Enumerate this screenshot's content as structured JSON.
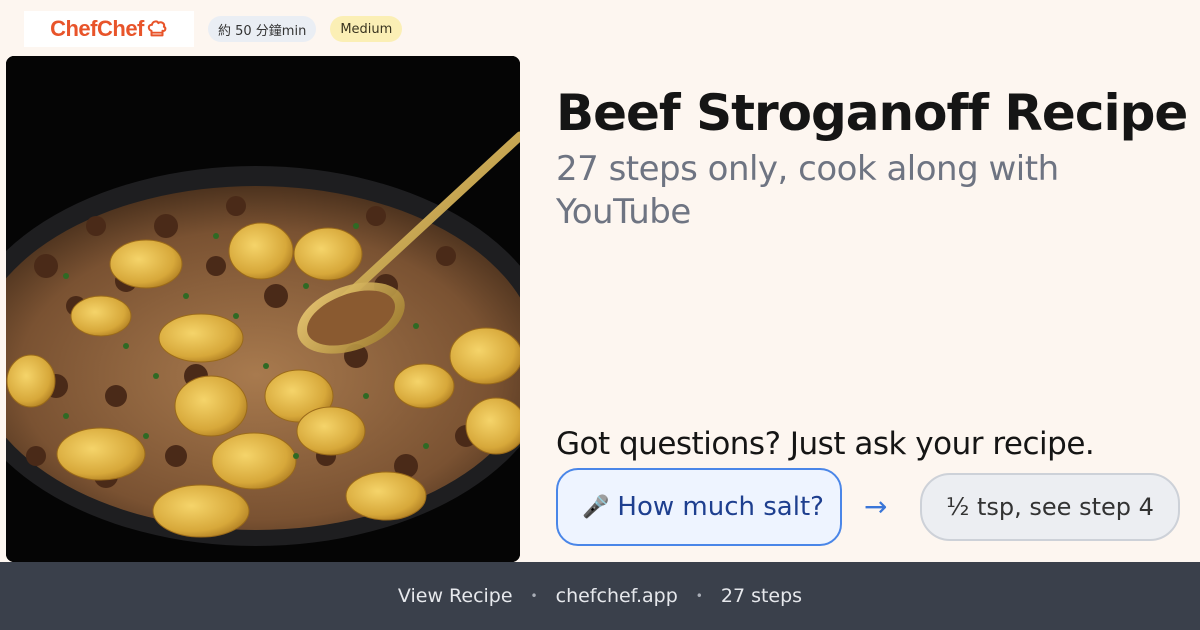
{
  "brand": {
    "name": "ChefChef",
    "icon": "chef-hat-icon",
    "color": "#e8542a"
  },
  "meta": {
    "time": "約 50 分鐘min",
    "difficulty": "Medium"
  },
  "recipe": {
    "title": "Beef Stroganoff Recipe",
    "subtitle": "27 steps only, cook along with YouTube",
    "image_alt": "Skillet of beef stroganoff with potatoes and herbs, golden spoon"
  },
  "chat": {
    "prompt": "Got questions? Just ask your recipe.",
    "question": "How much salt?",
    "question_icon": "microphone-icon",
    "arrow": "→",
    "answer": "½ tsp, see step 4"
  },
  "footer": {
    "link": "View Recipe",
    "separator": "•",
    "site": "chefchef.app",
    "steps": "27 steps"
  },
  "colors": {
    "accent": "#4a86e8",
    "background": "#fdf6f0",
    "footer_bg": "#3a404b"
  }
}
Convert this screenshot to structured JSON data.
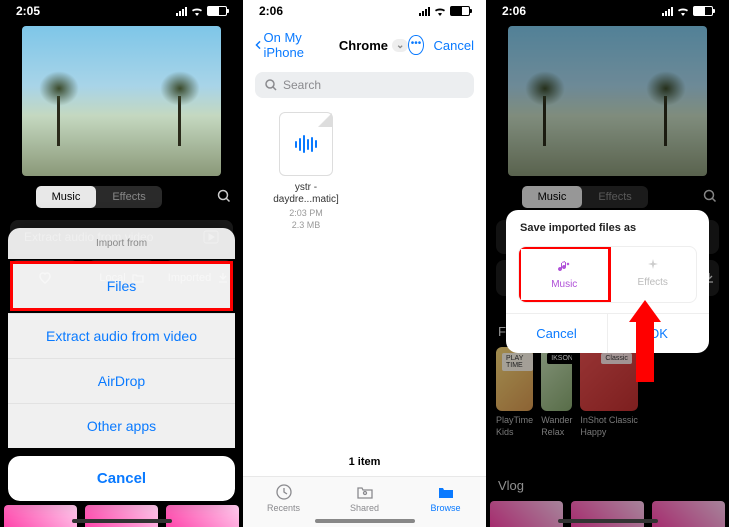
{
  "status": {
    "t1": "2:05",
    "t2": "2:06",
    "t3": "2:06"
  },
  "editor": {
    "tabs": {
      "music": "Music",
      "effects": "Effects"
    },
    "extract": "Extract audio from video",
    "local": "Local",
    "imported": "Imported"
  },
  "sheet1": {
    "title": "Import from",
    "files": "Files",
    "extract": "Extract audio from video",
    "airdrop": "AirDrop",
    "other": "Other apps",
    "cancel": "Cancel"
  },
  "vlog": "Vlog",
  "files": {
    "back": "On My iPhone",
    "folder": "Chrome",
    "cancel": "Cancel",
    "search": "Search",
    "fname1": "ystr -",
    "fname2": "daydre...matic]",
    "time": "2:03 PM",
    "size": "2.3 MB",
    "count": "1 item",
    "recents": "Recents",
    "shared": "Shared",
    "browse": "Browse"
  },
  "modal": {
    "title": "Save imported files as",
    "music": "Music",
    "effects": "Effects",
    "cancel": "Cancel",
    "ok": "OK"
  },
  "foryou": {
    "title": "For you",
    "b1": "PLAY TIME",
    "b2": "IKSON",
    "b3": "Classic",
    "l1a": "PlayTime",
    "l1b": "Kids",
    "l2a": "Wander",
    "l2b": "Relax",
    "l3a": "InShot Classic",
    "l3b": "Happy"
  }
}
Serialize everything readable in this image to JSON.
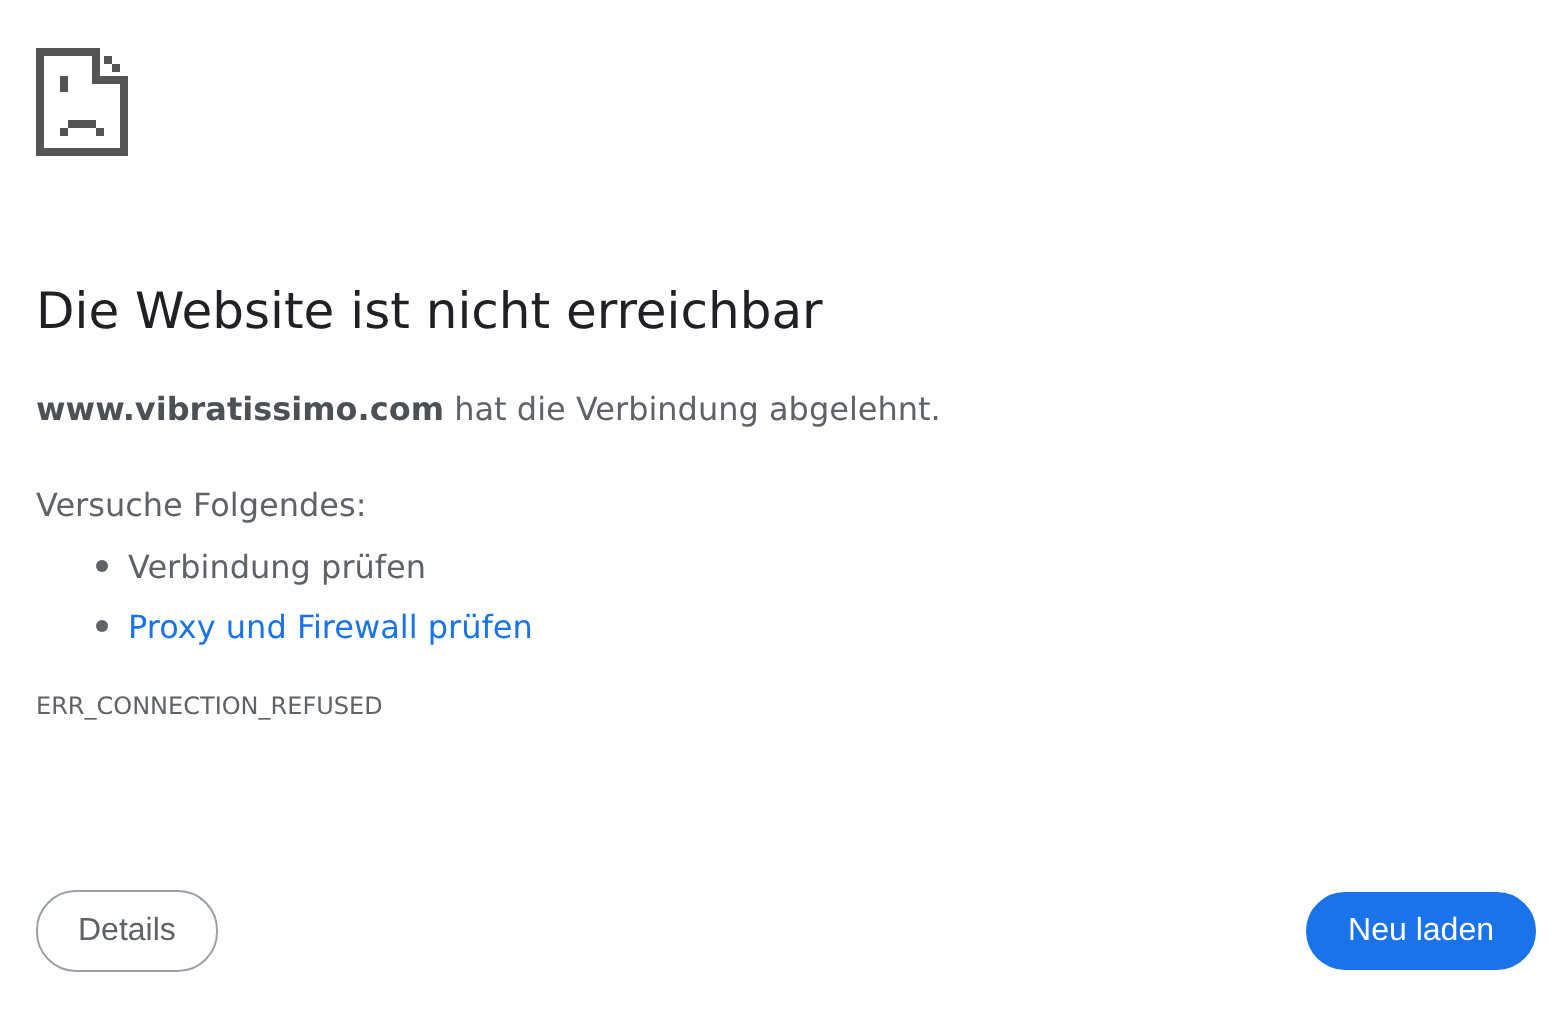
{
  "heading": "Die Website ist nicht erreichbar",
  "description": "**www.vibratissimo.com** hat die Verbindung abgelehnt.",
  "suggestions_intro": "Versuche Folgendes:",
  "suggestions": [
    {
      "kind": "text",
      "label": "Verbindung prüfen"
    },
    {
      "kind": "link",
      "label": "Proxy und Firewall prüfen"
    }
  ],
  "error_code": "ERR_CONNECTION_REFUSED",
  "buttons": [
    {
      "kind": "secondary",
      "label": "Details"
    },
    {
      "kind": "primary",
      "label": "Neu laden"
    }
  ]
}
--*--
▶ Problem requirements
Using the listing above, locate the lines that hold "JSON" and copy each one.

▶ Your response
Enumerate this screenshot's content as structured JSON.
Convert this screenshot to structured JSON data.
Serialize everything readable in this image to JSON.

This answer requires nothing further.